Expect to encounter amateur cricketers and murderous bandits, whores and priests, street kids and artists. And a whole host of others.

This is most certainly a five star read.

My disclaimer – I received a copy of this book having beta read one of the stories for the author, although I was not asked to write a review. But my admiration for the stories and my pleasure reading them is entirely genuine.

Review of Small Town Kid by Frank Prem

Small Town Kid (Frank Prem Memoir Book 1)

I have enjoyed Frank’s poetry ever since I discovered it a couple of years ago.

Small Town Kid is a book of poems about growing up in a small town in Australia during the 1960’s and 1970’s. The town is provincial, the way that small towns invariably are, where everyone knows everyone else, and everyone else’s business.

In those days, a small town was very different to a small town today, now the internet and social media have changed even the slow-paced life of these places forever. And so those of a certain age will recognise many of the situations and much of subject matter of these poems, while to those much younger they may well seem almost alien.
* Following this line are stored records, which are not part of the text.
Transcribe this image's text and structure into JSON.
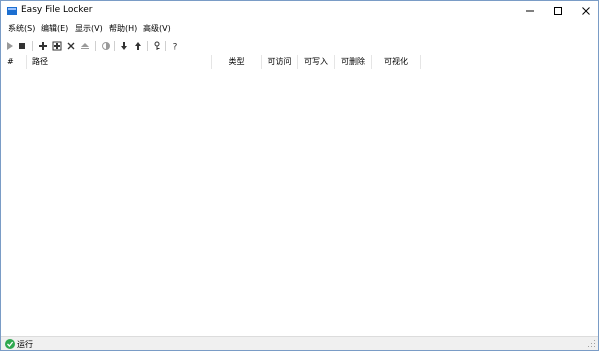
{
  "window": {
    "title": "Easy File Locker"
  },
  "menu": [
    "系统(S)",
    "编辑(E)",
    "显示(V)",
    "帮助(H)",
    "高级(V)"
  ],
  "table": {
    "columns": [
      "#",
      "路径",
      "类型",
      "可访问",
      "可写入",
      "可删除",
      "可视化"
    ]
  },
  "status": {
    "text": "运行"
  },
  "colors": {
    "accent": "#1c6fd1",
    "status_ok": "#2fa84f",
    "border": "#7a9cc6"
  },
  "toolbar_icons": [
    "play-icon",
    "stop-icon",
    "add-icon",
    "edit-icon",
    "delete-icon",
    "eject-icon",
    "toggle-icon",
    "arrow-down-icon",
    "arrow-up-icon",
    "key-icon",
    "help-icon"
  ]
}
Rich in emotions, as well as in visual detail, we listen to Frank describe experiences such as hunting rabbits, letting off fireworks, and going on picnics, turning his nose up at his mother’s cooking and enjoying his grandmother’s cakes, suffering school and returning home at the end of the day. We find ourselves both observing and participating in the day to day life of his town.

This could be any small town, and any child. If you could extract the peculiarly Australian nuances and replace them with others, the poems might be about a small town anywhere and any child who grew up in it.
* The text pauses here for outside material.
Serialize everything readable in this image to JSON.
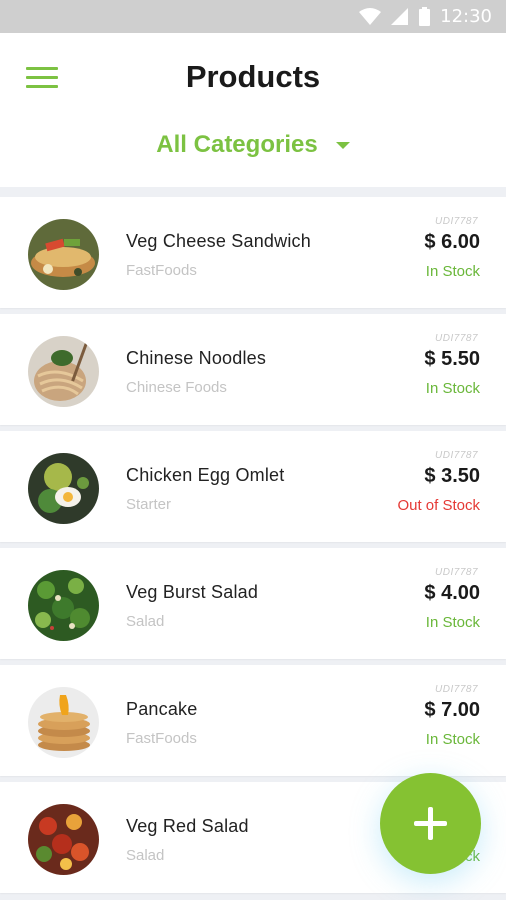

The poems are presented in an order showing the boy growing up from his earliest years through to reaching young adulthood, taking the reader on a journey alongside him.
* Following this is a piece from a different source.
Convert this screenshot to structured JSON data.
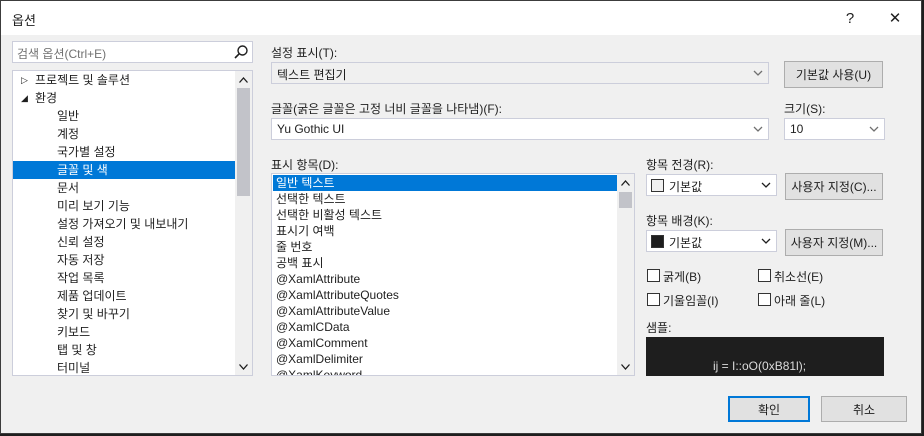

And they have that power, that they transport you there.

Frank writes sparingly, knowing like an artist when to stop. But everything is there, and the writing invariably has beauty no matter what its subject matter.

Unhesitatingly, I give this book five stars.

You can find more of Frank’s poetry on his blogsites:

https://frankprem.wordpress.com/

https://seventeensyllablepoetry.wordpress.com/

Review of An Atlas of Impossible Longing

An Atlas of Impossible Longing

A year ago I read The Folded Earth, Anuradha Roy’s second novel, and decided it was so good I would have to read all of the others. And so recently I finished her first book, An Atlas of Impossible Longing. In this, Anuradha Roy tells the story of three generations of a family who have moved from Calcutta to live in a huge, rambling mansion in Songarh, a small town in the hills of Bengal.

Amulya’s wife, Kananbala, hates the isolation of the town, with its lack of fashionable shops and social life, and longs to return to Calcutta. Their oldest son, Kamal, longs for children, and his youngest, Nirmal, is widowed and longs for his unmarried cousin.

Everyone appears to long for something that proves unattainable, and at the centre of the story are two children, thrown together by chance circumstance and then separated by the cultural fears of adults, but who have formed an unbreakable bond that endures through years of separation.

Mukunda is an orphan of unknown caste adopted by the family, and his only companion is Bakul, daughter of Nirmal. They pass their time playing in the grounds of their home or in the woods and fields around the town.

As Bakul and Mukunda grow towards adulthood, their friendship slowly begins to become something more, and Mukunda is sent away to Calcutta by the family, suddenly fearful of the consequences of this.

As the years pass, Mukunda graduates from college and becomes prosperous, even through the years of Partition, without ever returning to see the family who raised him, although he thinks frequently of Bakul. But then chance sends him to Songarh, and he realises he must find out what has happened to her.

The pace of this book is deceptively languid, but this enables Roy to paint the characters and settings in exquisite detail, and for the plot to unfold at an easily assimilable rate.

I feel you always gain more from re-reading a book, and I am longing to do this, to immerse myself again in the rich landscape and characters Roy has created.

Most definitely a five star read.